Records drawn from a dataset:

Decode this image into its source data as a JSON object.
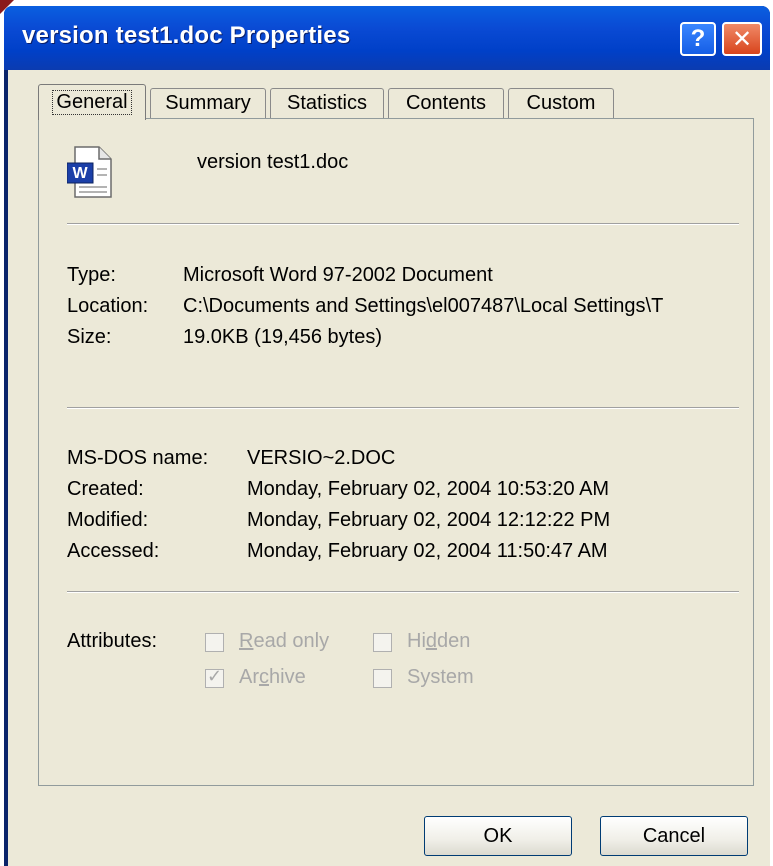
{
  "window": {
    "title": "version test1.doc Properties",
    "help_glyph": "?",
    "close_glyph": "✕"
  },
  "tabs": [
    {
      "label": "General",
      "active": true
    },
    {
      "label": "Summary"
    },
    {
      "label": "Statistics"
    },
    {
      "label": "Contents"
    },
    {
      "label": "Custom"
    }
  ],
  "general": {
    "file_icon": "word-document-icon",
    "file_name": "version test1.doc",
    "type_label": "Type:",
    "type_value": "Microsoft Word 97-2002 Document",
    "location_label": "Location:",
    "location_value": "C:\\Documents and Settings\\el007487\\Local Settings\\T",
    "size_label": "Size:",
    "size_value": "19.0KB (19,456 bytes)",
    "msdos_label": "MS-DOS name:",
    "msdos_value": "VERSIO~2.DOC",
    "created_label": "Created:",
    "created_value": "Monday, February 02, 2004 10:53:20 AM",
    "modified_label": "Modified:",
    "modified_value": "Monday, February 02, 2004 12:12:22 PM",
    "accessed_label": "Accessed:",
    "accessed_value": "Monday, February 02, 2004 11:50:47 AM",
    "attributes_label": "Attributes:",
    "attributes": {
      "read_only": {
        "label_pre": "",
        "label_u": "R",
        "label_post": "ead only",
        "checked": false
      },
      "hidden": {
        "label_pre": "Hi",
        "label_u": "d",
        "label_post": "den",
        "checked": false
      },
      "archive": {
        "label_pre": "Ar",
        "label_u": "c",
        "label_post": "hive",
        "checked": true
      },
      "system": {
        "label_pre": "",
        "label_u": "",
        "label_post": "System",
        "checked": false
      }
    }
  },
  "buttons": {
    "ok": "OK",
    "cancel": "Cancel"
  },
  "colors": {
    "title_bar": "#0a4ad4",
    "dialog_bg": "#ece9d8",
    "close_button": "#d8441c",
    "disabled_text": "#a8a8a8"
  }
}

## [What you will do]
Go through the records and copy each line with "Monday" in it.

## [Written solution]
    "created_value": "Monday, February 02, 2004 10:53:20 AM",
    "modified_value": "Monday, February 02, 2004 12:12:22 PM",
    "accessed_value": "Monday, February 02, 2004 11:50:47 AM",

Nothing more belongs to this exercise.